verb (used with object),cas·ti·gat·ed,cas·ti·gat·ing.
to criticize or reprimand severely.
to punish in order to correct.
Origin of castigate
1600–10; < Latincastīgātus literally, driven to be faultless (past participle of castigāre to chasten), equivalent to cast(us) pure, chaste + -īg-, combining form of agere to drive, incite + -ātus-ate1

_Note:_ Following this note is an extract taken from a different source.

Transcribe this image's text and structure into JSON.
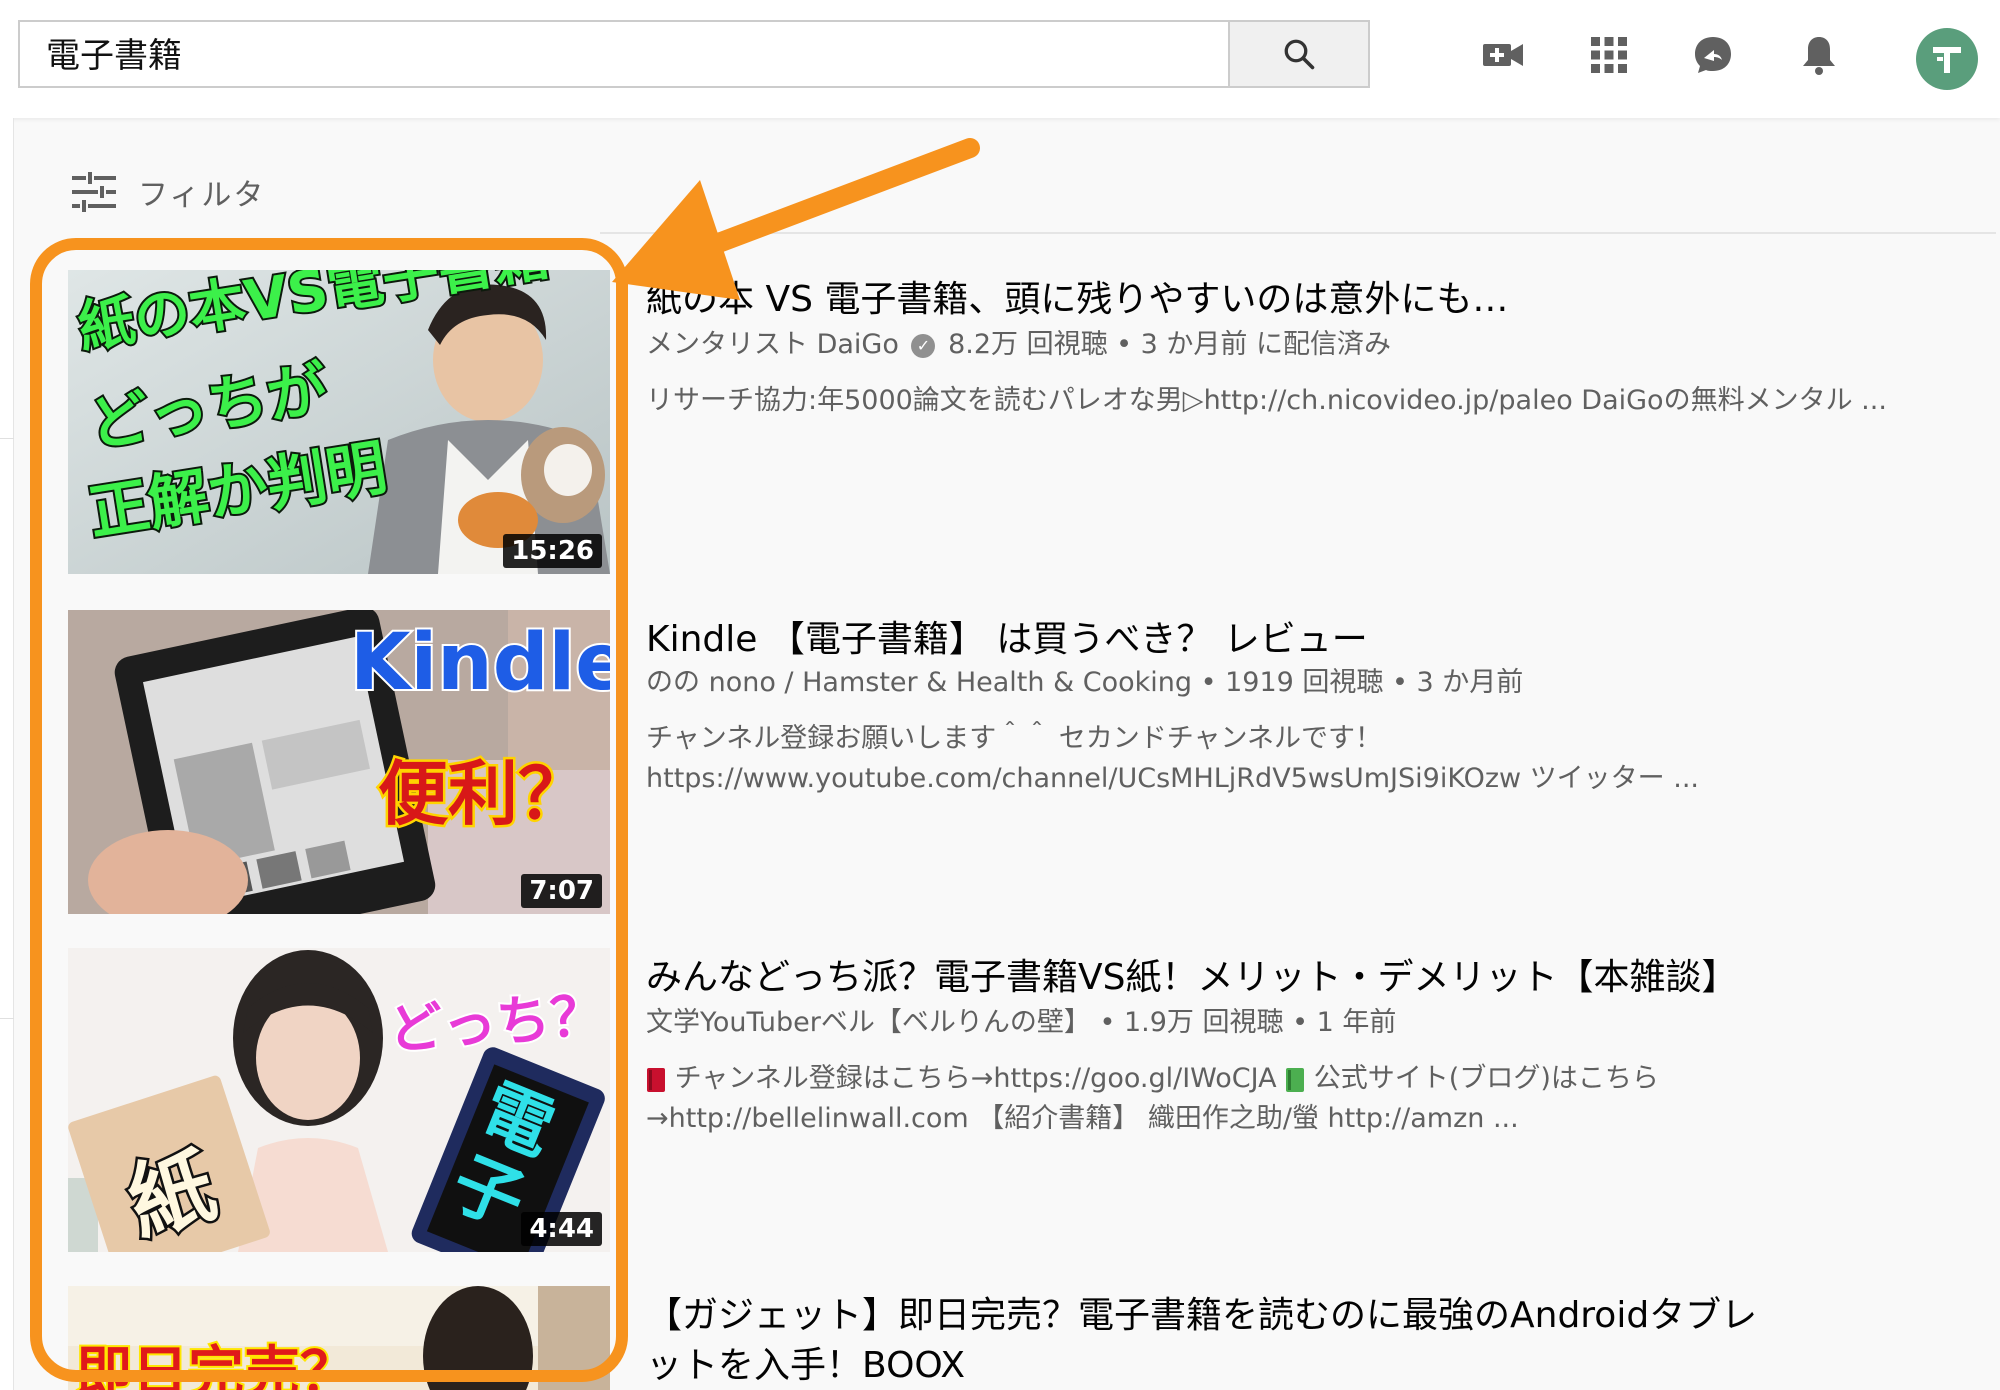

Related formscas·ti·ga·tion, nouncas·ti·ga·tive, cas·ti·ga·to·ry[kas-ti-guh-tawr-ee, -tohr-ee]/ˈkæs tɪ gəˌtɔr i, -ˌtoʊr i/, adjectivecas·ti·ga·tor, nounnon·cas·ti·gat·ing, adjectivenon·cas·ti·ga·tion, nounself-cas·ti·gat·ing, adjectiveself-cas·ti·ga·tion, nounun·cas·ti·gat·ed, adjectiveun·cas·ti·ga·tive, adjective
c.1600, from Latin castigatus, past participle of castigare "to correct, set right; purify; chastise, punish," from castus "pure" (see caste) + agere "to do" (see act (n.)). The notion behind the word is "make someone pure by correcting or reproving him."
If thou didst put this soure cold habit on To castigate thy pride, 'twere well. [Shakespeare, "Timon" IV.iii (1607)]